Component data from apps and pages:
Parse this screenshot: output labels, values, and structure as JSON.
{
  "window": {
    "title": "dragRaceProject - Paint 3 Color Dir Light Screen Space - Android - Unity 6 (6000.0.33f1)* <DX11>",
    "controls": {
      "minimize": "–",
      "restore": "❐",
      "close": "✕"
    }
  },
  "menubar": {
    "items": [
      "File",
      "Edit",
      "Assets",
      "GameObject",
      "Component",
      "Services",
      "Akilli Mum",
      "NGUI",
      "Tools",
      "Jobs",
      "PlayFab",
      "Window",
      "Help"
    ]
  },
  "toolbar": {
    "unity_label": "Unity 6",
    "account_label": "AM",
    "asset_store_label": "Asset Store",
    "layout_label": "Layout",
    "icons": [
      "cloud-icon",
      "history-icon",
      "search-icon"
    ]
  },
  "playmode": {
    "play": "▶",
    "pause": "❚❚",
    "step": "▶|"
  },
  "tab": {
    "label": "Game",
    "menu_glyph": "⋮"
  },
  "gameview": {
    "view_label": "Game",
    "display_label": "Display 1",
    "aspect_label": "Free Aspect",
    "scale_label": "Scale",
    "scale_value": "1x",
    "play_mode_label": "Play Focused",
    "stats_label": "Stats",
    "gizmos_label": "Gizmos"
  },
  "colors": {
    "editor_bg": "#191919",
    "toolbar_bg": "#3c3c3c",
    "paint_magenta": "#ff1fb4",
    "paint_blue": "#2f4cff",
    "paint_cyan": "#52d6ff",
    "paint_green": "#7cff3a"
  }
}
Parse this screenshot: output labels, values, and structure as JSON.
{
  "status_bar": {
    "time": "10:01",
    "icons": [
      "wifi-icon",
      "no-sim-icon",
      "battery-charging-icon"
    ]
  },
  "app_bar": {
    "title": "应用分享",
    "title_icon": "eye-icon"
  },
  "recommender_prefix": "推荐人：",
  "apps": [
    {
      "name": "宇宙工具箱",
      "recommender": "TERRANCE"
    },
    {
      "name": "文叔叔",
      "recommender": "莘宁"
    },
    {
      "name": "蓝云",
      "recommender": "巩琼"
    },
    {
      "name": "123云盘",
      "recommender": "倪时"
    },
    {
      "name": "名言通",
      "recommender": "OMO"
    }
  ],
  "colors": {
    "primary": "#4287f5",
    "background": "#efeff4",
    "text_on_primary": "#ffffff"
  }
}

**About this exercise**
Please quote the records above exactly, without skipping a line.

**Answer area**
Parse this screenshot: output labels, values, and structure as JSON.
{
  "window": {
    "title": "dragRaceProject - Paint 3 Color Dir Light Screen Space - Android - Unity 6 (6000.0.33f1)* <DX11>",
    "controls": {
      "minimize": "–",
      "restore": "❐",
      "close": "✕"
    }
  },
  "menubar": {
    "items": [
      "File",
      "Edit",
      "Assets",
      "GameObject",
      "Component",
      "Services",
      "Akilli Mum",
      "NGUI",
      "Tools",
      "Jobs",
      "PlayFab",
      "Window",
      "Help"
    ]
  },
  "toolbar": {
    "unity_label": "Unity 6",
    "account_label": "AM",
    "asset_store_label": "Asset Store",
    "layout_label": "Layout",
    "icons": [
      "cloud-icon",
      "history-icon",
      "search-icon"
    ]
  },
  "playmode": {
    "play": "▶",
    "pause": "❚❚",
    "step": "▶|"
  },
  "tab": {
    "label": "Game",
    "menu_glyph": "⋮"
  },
  "gameview": {
    "view_label": "Game",
    "display_label": "Display 1",
    "aspect_label": "Free Aspect",
    "scale_label": "Scale",
    "scale_value": "1x",
    "play_mode_label": "Play Focused",
    "stats_label": "Stats",
    "gizmos_label": "Gizmos"
  },
  "colors": {
    "editor_bg": "#191919",
    "toolbar_bg": "#3c3c3c",
    "paint_magenta": "#ff1fb4",
    "paint_blue": "#2f4cff",
    "paint_cyan": "#52d6ff",
    "paint_green": "#7cff3a"
  }
}
Parse this screenshot: output labels, values, and structure as JSON.
{
  "status_bar": {
    "time": "10:01",
    "icons": [
      "wifi-icon",
      "no-sim-icon",
      "battery-charging-icon"
    ]
  },
  "app_bar": {
    "title": "应用分享",
    "title_icon": "eye-icon"
  },
  "recommender_prefix": "推荐人：",
  "apps": [
    {
      "name": "宇宙工具箱",
      "recommender": "TERRANCE"
    },
    {
      "name": "文叔叔",
      "recommender": "莘宁"
    },
    {
      "name": "蓝云",
      "recommender": "巩琼"
    },
    {
      "name": "123云盘",
      "recommender": "倪时"
    },
    {
      "name": "名言通",
      "recommender": "OMO"
    }
  ],
  "colors": {
    "primary": "#4287f5",
    "background": "#efeff4",
    "text_on_primary": "#ffffff"
  }
}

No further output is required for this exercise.